In analyzing the decision-making process on country selection, Volunteer placement and resource allocation among countries, the assessment team looked at three related issues: The assessment team found evidence that the agency takes great care to ensure that its programs reflect the development priorities of the countries in which Volunteers serve, complement the priorities of the United States and leverage the traditional strengths of the Peace Corps. The United States has many strategic priorities that perhaps are most congruent with the Peace Corps’ priorities in the development arena. Interventions in HIV/AIDS, food security, safe water, climate change, basic education, and women’s empowerment are all of strategic interest to the United States and are also compatible with the Peace Corps core expertise. Achievement of the Peace Corps’ mission and three goals is meant to guide decisions on where the agency establishes a presence, the number of Volunteers in each country, and the capacity in which Volunteers serve (Volunteer Placement). However, when the assessment team began to research how the agency makes decisions on Volunteer placement, it found little in the way of written procedures. Documentation regarding past decisions was also lacking.

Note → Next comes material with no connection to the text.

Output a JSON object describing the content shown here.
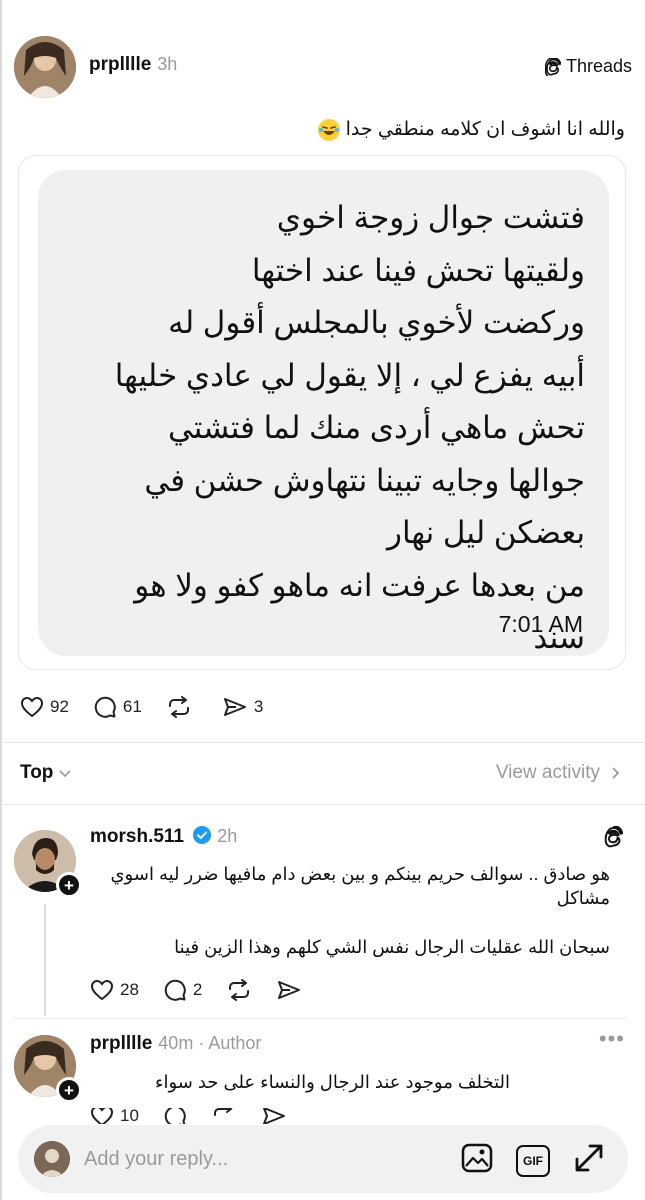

Personal tools
Tell Your Friends
Peace Corps News
Country Information